Iota Phi Theta Fraternity, Inc. was founded in 1963 at Morgan State University during the height of the Civil Rights Movement. The 12 men who started this fraternity were nontraditional students influenced by civil rights leaders like Malcolm X and the Black Panthers. Iota Phi Theta Fraternity, Inc. became heavily involved in social causes, activism, and service, including the boycott of a segregated shopping mall in Baltimore, Maryland. Congressman Bobby Rush and Terrence T.C. Carson were both members of Iota Phi Theta Fraternity, Inc., and today more than 30,000 college students are a part of the fraternity’s chapters.

Only referencing five out of the Divine Nine, one can see the many accomplishments, accolades, and leadership qualities that come with being a member of these organizations. 

From what I have seen and heard, many of those qualities are lackluster.

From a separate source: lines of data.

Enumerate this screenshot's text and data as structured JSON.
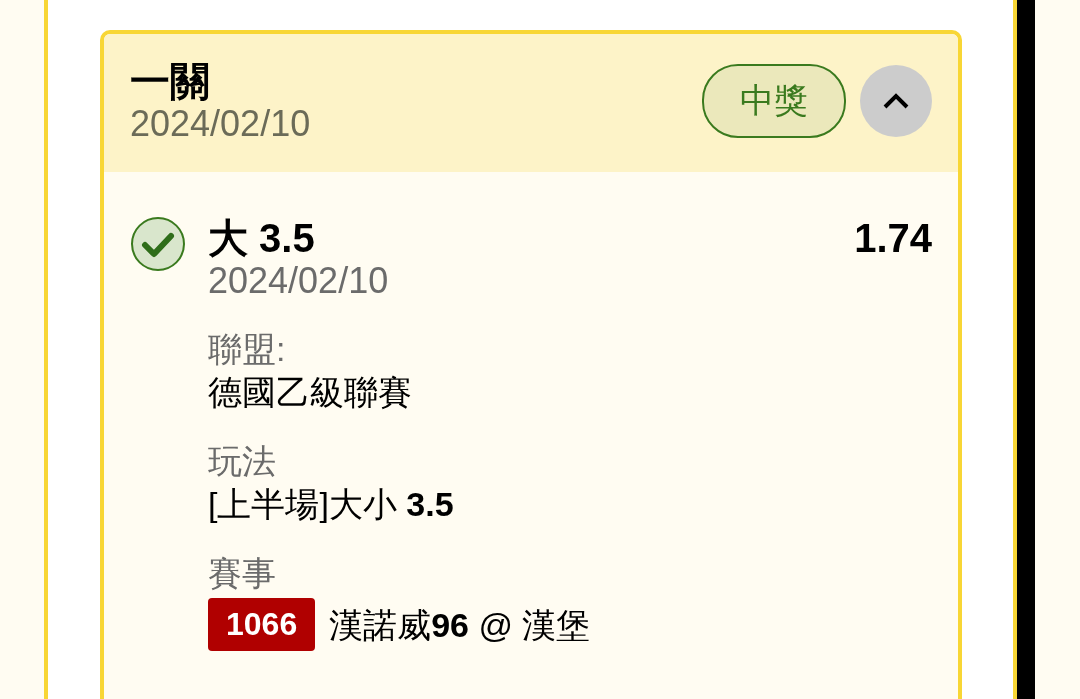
{
  "bet": {
    "title": "一關",
    "date": "2024/02/10",
    "result_badge": "中獎",
    "expanded": true,
    "legs": [
      {
        "selection": "大 3.5",
        "date": "2024/02/10",
        "odds": "1.74",
        "checked": true,
        "fields": [
          {
            "label": "聯盟:",
            "value": "德國乙級聯賽"
          },
          {
            "label": "玩法",
            "value": "[上半場]大小 **3.5**"
          },
          {
            "label": "賽事",
            "match_number": "1066",
            "value": "漢諾威**96** @ 漢堡"
          }
        ]
      }
    ]
  }
}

No one should join a Black fraternity or sorority just because of their attractive jackets and t-shirts or their thriving popularity, but they should want to join with the willing heart and mind to create change in their community. 

This is not a bashing session but a learning experience from which we as a culture can grow.

We do not need the next Martin Luther King, Malcolm X or Rosa Parks, as no one can replicate them. However, we do need the next generation of powerful Black leaders who will guide our community into positivity and light. I believe if we can alter the culture of our Divine Nine at ASU, we can provide that necessary leadership. 

Make the next generation, and the generation after, be proud to be a part of such a historical tradition.